The Taza National Park is one of the smaller national parks of Algeria. It is located in Jijel Province in the region of the Tell Atlas, and is named after the nearby city of Taza. Its total area is 3,807 hectares and it includes parts of the forested area of the Guerrouch massif. The lower parts of the park seldom experience frost and are relatively warm and dry, while the peaks may have a covering of snow in winter. The annual precipitation in the park ranges from 1,000 to 1,400 millimetres and the annual mean temperature is around 18 °C (64 °F).
The Mediterranean woodlands and forests is an ecoregion, of the Mediterranean forests, woodlands, and scrub biome, in the coastal plains, hills, and mountains bordering the Mediterranean Sea and Atlantic Ocean in North Africa.
Mediterranean conifer and mixed forests is an ecoregion, in the temperate coniferous forest biome, which occupies the high mountain ranges of North Africa and southern Spain. The term is also a botanically recognized plant association in the African and Mediterranean literature.

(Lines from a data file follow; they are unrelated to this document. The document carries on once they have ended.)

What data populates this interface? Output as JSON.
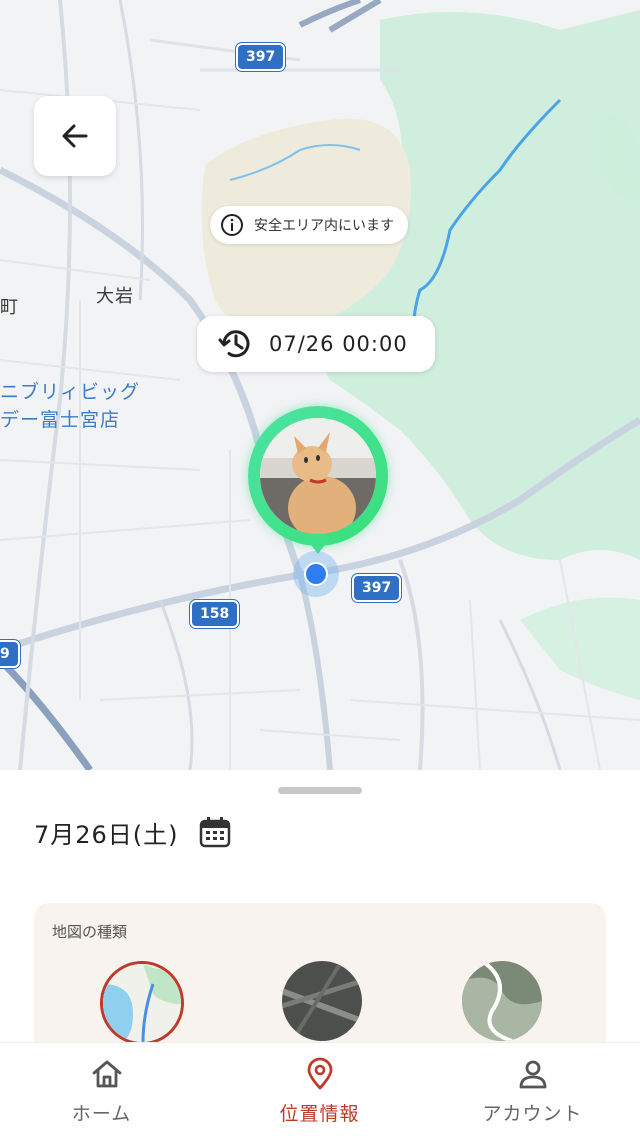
{
  "map": {
    "place_labels": [
      "大岩",
      "町"
    ],
    "poi_lines": [
      "ニブリィビッグ",
      "デー富士宮店"
    ],
    "route_badges": [
      "397",
      "397",
      "158",
      "9"
    ],
    "safe_area_text": "安全エリア内にいます",
    "timestamp": "07/26 00:00",
    "back_icon": "arrow-left-icon",
    "info_icon": "info-circle-icon",
    "history_icon": "clock-history-icon",
    "pet_marker_color": "#3ee08a",
    "location_dot_color": "#2f7ef0"
  },
  "sheet": {
    "date": "7月26日(土)",
    "calendar_icon": "calendar-icon",
    "map_type_title": "地図の種類",
    "selected_ring_color": "#c0392b"
  },
  "nav": {
    "items": [
      {
        "label": "ホーム",
        "icon": "home-icon"
      },
      {
        "label": "位置情報",
        "icon": "location-pin-icon"
      },
      {
        "label": "アカウント",
        "icon": "person-icon"
      }
    ],
    "active_color": "#c0392b"
  }
}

Ifrane National Park is a national park located in the Middle Atlas mountain range, in Morocco. Its territory extends over the Western part of the Middle Atlas mountains and areas within the provinces of Ifrane and Boulmane. It was established in 2004,and covers an area of 125.000 ha. Much of the park is forested with Atlas cedar. Ifrane National Park is one of the few remaining habitats for the Barbary macaque, Macaca sylvanus; this primate prehistorically had a much broader range in North Africa, but currently survives as an endangered species in narrowly restricted and fragmented habitats.
The Thyrrenian-Adriatic Sclerophyllous and Mixed Forests Ecoregion, in the Mediterranean forests, woodlands, and scrub Biome, is in southern Italy, Sicily, Sardinia, Corsica, and the Dalmatian Islands.
The Folóï oak forest is an oak forest in southwestern Greece. It is located in the municipal unit Foloi, Elis, in the western part of the Peloponnese peninsula. The Folóï oak forest is situated at an altitude of 688m, on the plateau of the Folóï mountain. It is an ecosystem unique in the Balkan peninsula and consists of a territory of 9,900 acres (40 km2), which is almost entirely covered by deciduous oaks that form a dense forest area.